Latina Researchers Network
Social Justice Essay Challenge
BY STEPHANIE QUILES-RAMOS
We asked the Latina Researchers Network, “How are you using scholarship or evaluation to promote social justice for Latinx, their families or community?” We are excited to feature the winning essays. They remind us that no matter the circumstances, the challenges or obstacles, we all have an important story. Stories that will open the doors to the next generation of investigators – stories that transcend geographic location and academic disciplines.
*Essays were edited for content and brevity.
Stephanie Maira Quiles-Ramos, Ph.D. Student in Engineering Education, Virginia Polytechnic Institute & State University
Stephanie shares the life experiences that have shaped her interest in engineering to advance the Latinx community
Life experiences have shaped me into a developing feminist scholar; a scholar pushing the boundaries as a first-generation college student, who has triumphed over poverty and teen-motherhood, and who refuses to accept the staggering disparities largely felt by the Latinx community.

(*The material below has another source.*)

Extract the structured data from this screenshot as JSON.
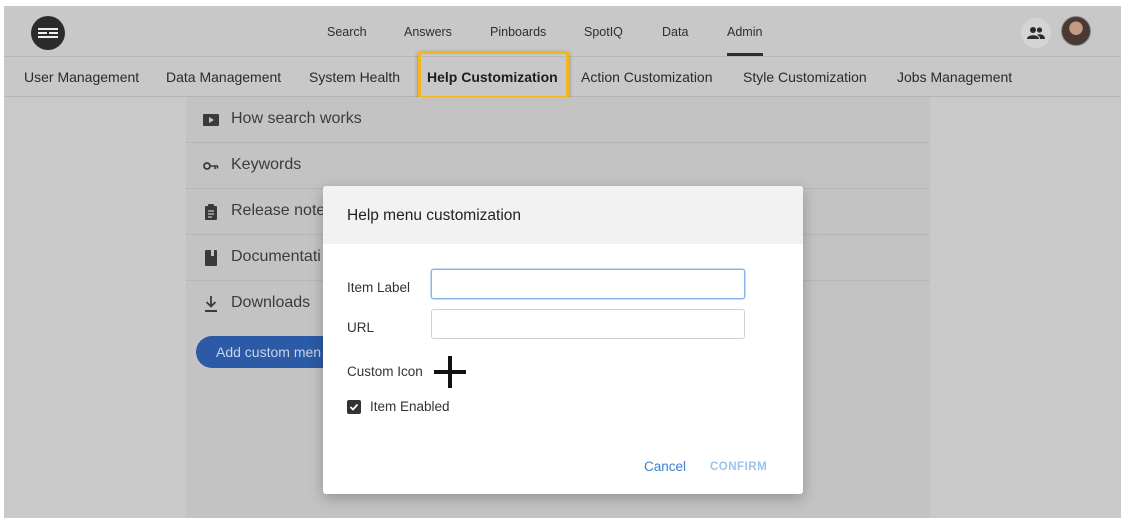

As a low-income woman maneuvering through higher education, I lacked a sense of belonging and community. I often found myself grappling with the notion of who I was in a higher education setting or even what that meant for me, my child, and my future. Well into my Bachelor’s Degree, after a daunting transition from community college to a four-year university, I slowly began to piece together my intense disconnection to the college community. I stumbled upon the Ronald E. McNair Scholar program for minority students, where I was submerged into a sub-community of racially diverse college students lead by a racially diverse faculty and staff. I began to realize my intense disconnection from the larger community was due to the lack of people that looked like me, spoke like me, came from a similar family life or class status as me, and who were also first-generation students (like many of us Latinx).
I began to realize that the large Latinx community I was born into and raised into was non-existent in the college environment.
The passion I always had for my community and my people, mi gente, along with my new found understanding of oppression and patriarchy, ignited a spark that still forges my efforts to fight for equity within organizations, the workforce, and academia. My experience as a McNair Scholar, where I saw many of my racial minority peers in engineering face unique challenges, solidified how I would enact a plan to help advance the Latinx community – by focusing on STEM, specifically Engineering.
It may initially seem odd to think of promoting social justice through engineering. However, when you break down the meaning of social justice – equity within our society through just distribution of opportunity, privilege, and wealth – and then you look at the engineering community, both in the academy and in the corporate setting (industry), latent themes of suppression and oppression surface. My advocacy and research are driven by trying to answer why the Latinx community is so underrepresented in engineering education, engineering professions, and in the workforce. Largely a male-dominated field, engineering has astonishing diversity disparities related to race and gender. The culture of masculinity is embodied through language, tasks, positions, and social interactions, all reinforced through a larger higher education system.
My scholarship promotes social justice for Latinx, our families and our community in various ways, both directly and indirectly. My lived experiences allow for the relatability necessary to identify and push back on inequitable situations.
My academic experiences shape the manner in which I critically analyze the advancement of the Latinx community, while at the same time providing an outlet to have their voices – our voices – heard.
Through conducting research in academia, engineering professions, and organizations, I work to not only advance the scholarship on our community but also to ensure that scholarship is placed into action to create positive change for our people. Deconstructing the barriers to education can open pathways for the emerging Latinx generation to advance.
My education has not only afforded me a degree, it has afforded me a voice, once silenced, that echoes well beyond my reach to support and advocate for Latinx.